§ **WHAT YOU ARE ASKED TO DO**
Copy whichever lines of the data hold the word "meta".

Data about app and page elements:

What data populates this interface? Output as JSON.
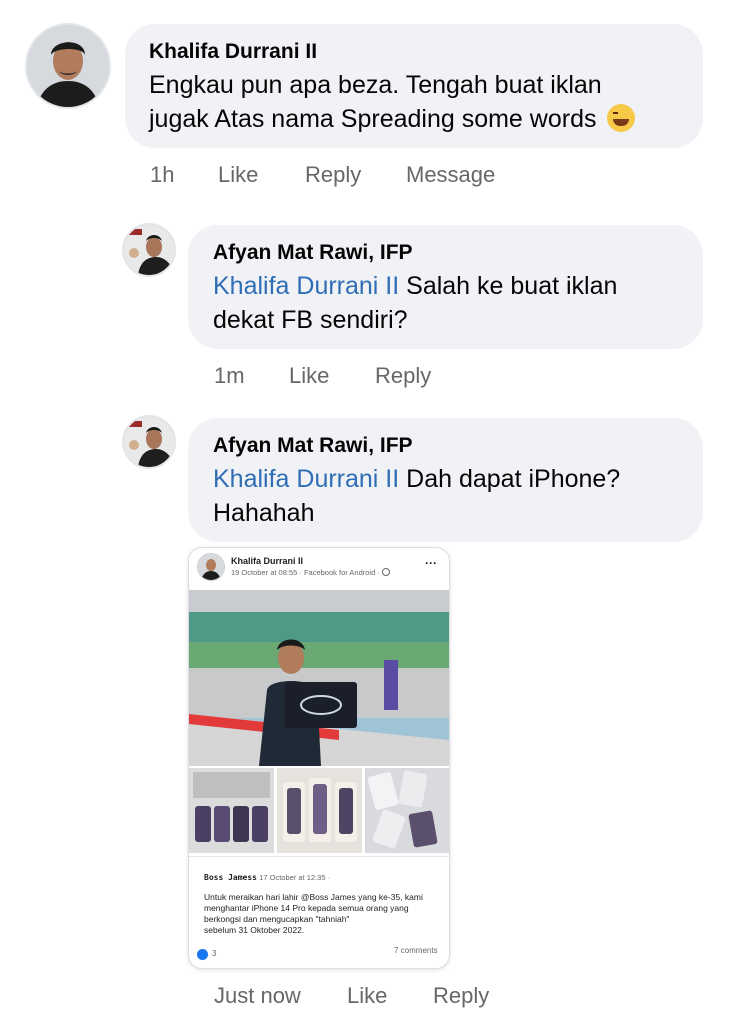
{
  "comments": [
    {
      "author": "Khalifa Durrani II",
      "text_line1": "Engkau pun apa beza. Tengah buat iklan",
      "text_line2": "jugak Atas nama Spreading some words",
      "emoji": "laughing-tears-emoji",
      "time": "1h",
      "like": "Like",
      "reply": "Reply",
      "message": "Message"
    },
    {
      "author": "Afyan Mat Rawi, IFP",
      "mention": "Khalifa Durrani II",
      "text_line1": " Salah ke buat iklan",
      "text_line2": "dekat FB sendiri?",
      "time": "1m",
      "like": "Like",
      "reply": "Reply"
    },
    {
      "author": "Afyan Mat Rawi, IFP",
      "mention": "Khalifa Durrani II",
      "text_line1": " Dah dapat iPhone?",
      "text_line2": "Hahahah",
      "time": "Just now",
      "like": "Like",
      "reply": "Reply"
    }
  ],
  "attachment": {
    "author": "Khalifa Durrani II",
    "meta": "19 October at 08:55 · Facebook for Android ·",
    "more": "···",
    "shared_author": "Boss Jamess",
    "shared_time": "17 October at 12:35 ·",
    "body_line1": "Untuk meraikan hari lahir @Boss James yang ke-35, kami",
    "body_line2": "menghantar iPhone 14 Pro kepada semua orang yang",
    "body_line3": "berkongsi dan mengucapkan \"tahniah\"",
    "body_line4": "sebelum 31 Oktober 2022.",
    "reaction_count": "3",
    "comments_count": "7 comments"
  },
  "colors": {
    "bubble": "#f0f2f5",
    "mention": "#2f6db5",
    "meta": "#65676b",
    "like_icon": "#1877f2"
  }
}
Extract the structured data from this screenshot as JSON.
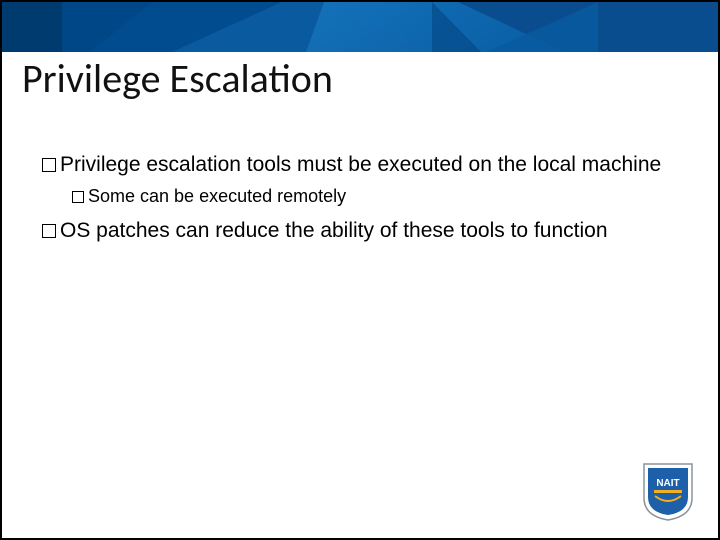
{
  "slide": {
    "title": "Privilege Escalation",
    "bullets": {
      "b1": "Privilege escalation tools must be executed on the local machine",
      "b1_sub1": "Some can be executed remotely",
      "b2": "OS patches can reduce the ability of these tools to function"
    }
  },
  "branding": {
    "institution": "NAIT"
  },
  "colors": {
    "header_base": "#0a5aa0",
    "header_dark": "#003b70",
    "shield_blue": "#1d5fa8",
    "shield_border": "#8a939c"
  }
}
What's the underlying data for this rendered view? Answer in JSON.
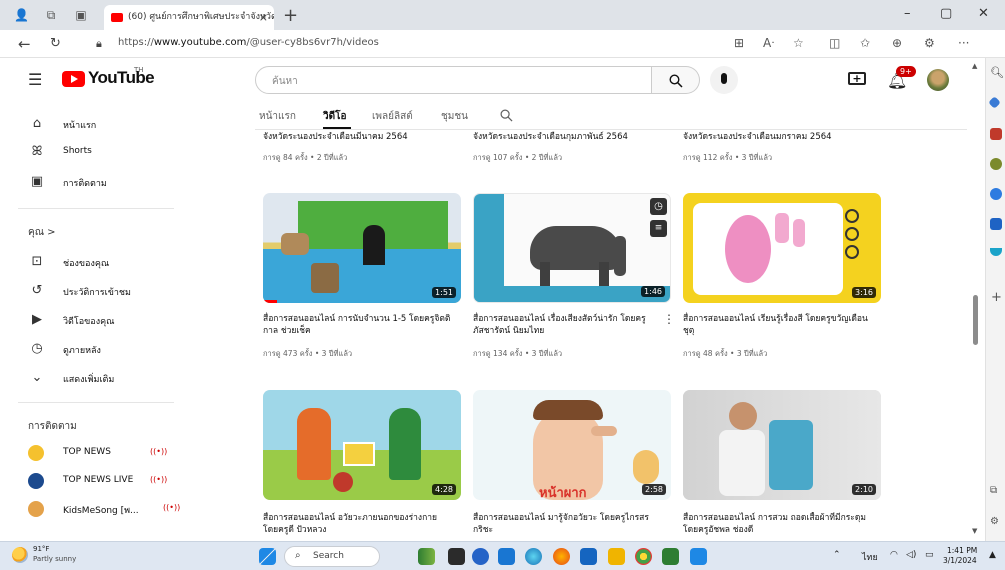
{
  "browser": {
    "tab_title": "(60) ศูนย์การศึกษาพิเศษประจำจังหวัด",
    "tab_close": "×",
    "new_tab": "+",
    "url_prefix": "https://",
    "url_host": "www.youtube.com",
    "url_path": "/@user-cy8bs6vr7h/videos",
    "window_controls": [
      "–",
      "▢",
      "✕"
    ]
  },
  "youtube": {
    "logo_text": "YouTube",
    "logo_suffix": "TH",
    "search_placeholder": "ค้นหา",
    "notification_count": "9+"
  },
  "guide": {
    "main": [
      {
        "label": "หน้าแรก",
        "icon": "home-icon"
      },
      {
        "label": "Shorts",
        "icon": "shorts-icon"
      },
      {
        "label": "การติดตาม",
        "icon": "subscriptions-icon"
      }
    ],
    "you_header": "คุณ >",
    "you": [
      {
        "label": "ช่องของคุณ",
        "icon": "channel-icon"
      },
      {
        "label": "ประวัติการเข้าชม",
        "icon": "history-icon"
      },
      {
        "label": "วิดีโอของคุณ",
        "icon": "your-videos-icon"
      },
      {
        "label": "ดูภายหลัง",
        "icon": "watch-later-icon"
      },
      {
        "label": "แสดงเพิ่มเติม",
        "icon": "chevron-down-icon"
      }
    ],
    "subs_header": "การติดตาม",
    "subscriptions": [
      {
        "label": "TOP NEWS",
        "color": "#f5c12e",
        "live": "((•))"
      },
      {
        "label": "TOP NEWS LIVE",
        "color": "#1c4a8e",
        "live": "((•))"
      },
      {
        "label": "KidsMeSong [พ...",
        "color": "#e4a24a",
        "live": "((•))"
      }
    ]
  },
  "channel_tabs": [
    "หน้าแรก",
    "วิดีโอ",
    "เพลย์ลิสต์",
    "ชุมชน"
  ],
  "top_row": [
    {
      "title": "จังหวัดระนองประจำเดือนมีนาคม 2564",
      "meta": "การดู 84 ครั้ง • 2 ปีที่แล้ว"
    },
    {
      "title": "จังหวัดระนองประจำเดือนกุมภาพันธ์ 2564",
      "meta": "การดู 107 ครั้ง • 2 ปีที่แล้ว"
    },
    {
      "title": "จังหวัดระนองประจำเดือนมกราคม 2564",
      "meta": "การดู 112 ครั้ง • 3 ปีที่แล้ว"
    }
  ],
  "videos": [
    {
      "title": "สื่อการสอนออนไลน์ การนับจำนวน 1-5 โดยครูจิตติกาล ช่วยเช็ค",
      "meta": "การดู 473 ครั้ง • 3 ปีที่แล้ว",
      "duration": "1:51"
    },
    {
      "title": "สื่อการสอนออนไลน์ เรื่องเสียงสัตว์น่ารัก โดยครูภัสชารัตน์ นิยมไทย",
      "meta": "การดู 134 ครั้ง • 3 ปีที่แล้ว",
      "duration": "1:46"
    },
    {
      "title": "สื่อการสอนออนไลน์ เรียนรู้เรื่องสี โดยครูขวัญเดือน ชุตุ",
      "meta": "การดู 48 ครั้ง • 3 ปีที่แล้ว",
      "duration": "3:16"
    },
    {
      "title": "สื่อการสอนออนไลน์ อวัยวะภายนอกของร่างกาย โดยครูดี ปัวหลวง",
      "meta": "",
      "duration": "4:28"
    },
    {
      "title": "สื่อการสอนออนไลน์ มารู้จักอวัยวะ โดยครูไกรสร กริชะ",
      "meta": "",
      "duration": "2:58",
      "overlay_text": "หน้าผาก"
    },
    {
      "title": "สื่อการสอนออนไลน์ การสวม ถอดเสื้อผ้าที่มีกระดุม โดยครูอัชพล ช่องดี",
      "meta": "",
      "duration": "2:10"
    }
  ],
  "taskbar": {
    "weather_temp": "91°F",
    "weather_desc": "Partly sunny",
    "search_label": "Search",
    "lang": "ไทย",
    "time": "1:41 PM",
    "date": "3/1/2024"
  }
}
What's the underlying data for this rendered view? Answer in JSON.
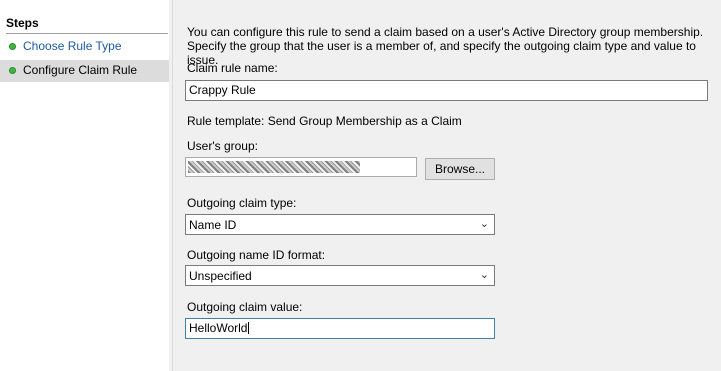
{
  "sidebar": {
    "title": "Steps",
    "items": [
      {
        "label": "Choose Rule Type",
        "status": "complete"
      },
      {
        "label": "Configure Claim Rule",
        "status": "current"
      }
    ]
  },
  "main": {
    "description": "You can configure this rule to send a claim based on a user's Active Directory group membership. Specify the group that the user is a member of, and specify the outgoing claim type and value to issue.",
    "claim_rule_name_label": "Claim rule name:",
    "claim_rule_name_value": "Crappy Rule",
    "rule_template": "Rule template: Send Group Membership as a Claim",
    "users_group_label": "User's group:",
    "browse_label": "Browse...",
    "outgoing_claim_type_label": "Outgoing claim type:",
    "outgoing_claim_type_value": "Name ID",
    "outgoing_name_id_format_label": "Outgoing name ID format:",
    "outgoing_name_id_format_value": "Unspecified",
    "outgoing_claim_value_label": "Outgoing claim value:",
    "outgoing_claim_value_value": "HelloWorld"
  },
  "colors": {
    "complete_dot": "#3cb93c",
    "link_text": "#1c5aa6",
    "selected_step_bg": "#dcdcdc",
    "focus_border": "#3c7fb1"
  },
  "icons": {
    "step_status": "green-circle-icon",
    "dropdown": "chevron-down-icon"
  }
}
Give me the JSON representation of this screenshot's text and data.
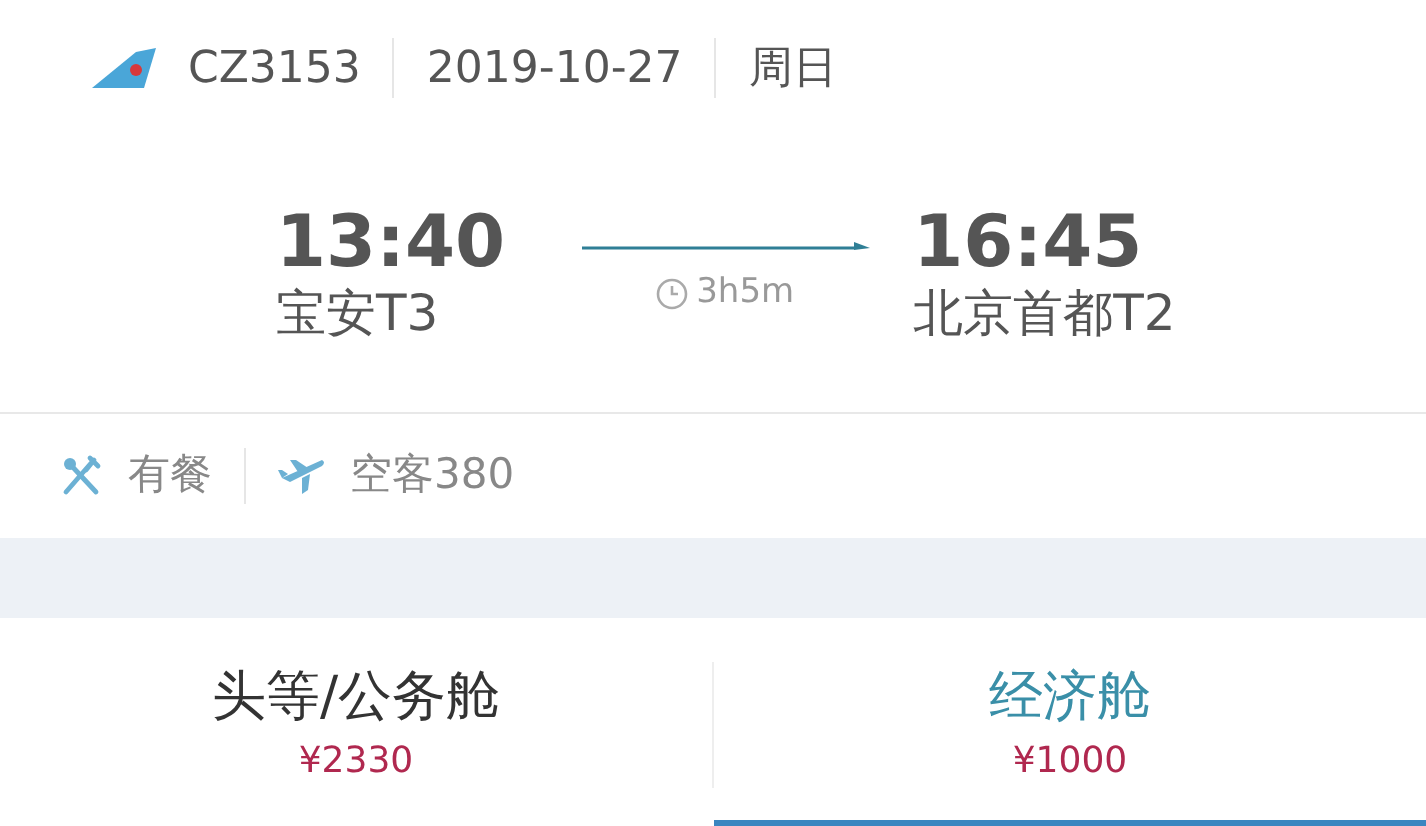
{
  "flight": {
    "number": "CZ3153",
    "date": "2019-10-27",
    "weekday": "周日"
  },
  "departure": {
    "time": "13:40",
    "airport": "宝安T3"
  },
  "duration": "3h5m",
  "arrival": {
    "time": "16:45",
    "airport": "北京首都T2"
  },
  "amenities": [
    {
      "kind": "meal",
      "label": "有餐"
    },
    {
      "kind": "aircraft",
      "label": "空客380"
    }
  ],
  "cabin_tabs": [
    {
      "label": "头等/公务舱",
      "price": "¥2330",
      "selected": false
    },
    {
      "label": "经济舱",
      "price": "¥1000",
      "selected": true
    }
  ]
}
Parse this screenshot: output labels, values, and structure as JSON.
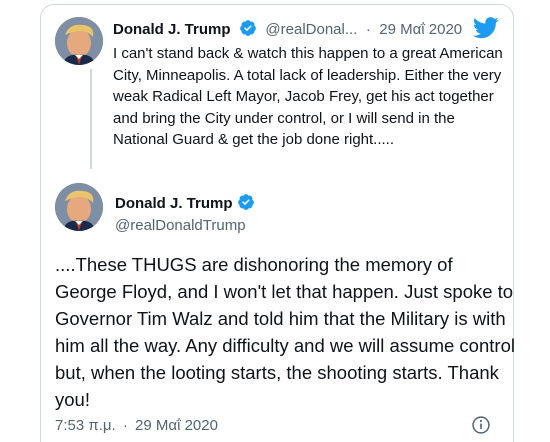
{
  "colors": {
    "accent": "#1d9bf0",
    "text": "#0f1419",
    "muted": "#536471",
    "border": "#cfd9de"
  },
  "quoted_tweet": {
    "author_name": "Donald J. Trump",
    "handle": "@realDonal...",
    "separator": "·",
    "date": "29 Μαΐ 2020",
    "text": "I can't stand back & watch this happen to a great American City, Minneapolis. A total lack of leadership. Either the very weak Radical Left Mayor, Jacob Frey, get his act together and bring the City under control, or I will send in the National Guard & get the job done right.....",
    "icons": [
      "avatar",
      "verified-badge-icon",
      "twitter-bird-icon"
    ]
  },
  "main_tweet": {
    "author_name": "Donald J. Trump",
    "handle": "@realDonaldTrump",
    "text": "....These THUGS are dishonoring the memory of George Floyd, and I won't let that happen. Just spoke to Governor Tim Walz and told him that the Military is with him all the way. Any difficulty and we will assume control but, when the looting starts, the shooting starts. Thank you!",
    "time": "7:53 π.μ.",
    "separator": "·",
    "date": "29 Μαΐ 2020",
    "icons": [
      "avatar",
      "verified-badge-icon",
      "info-icon"
    ]
  }
}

§ **TASK RESULT**
    "meta": "19 October at 08:55 · Facebook for Android ·",
    "meta": "#65676b",
      "meta": "การดู 84 ครั้ง • 2 ปีที่แล้ว"
      "meta": "การดู 107 ครั้ง • 2 ปีที่แล้ว"
      "meta": "การดู 112 ครั้ง • 3 ปีที่แล้ว"
      "meta": "การดู 473 ครั้ง • 3 ปีที่แล้ว",
      "meta": "การดู 134 ครั้ง • 3 ปีที่แล้ว",
      "meta": "การดู 48 ครั้ง • 3 ปีที่แล้ว",
      "meta": "",
      "meta": "",
      "meta": "",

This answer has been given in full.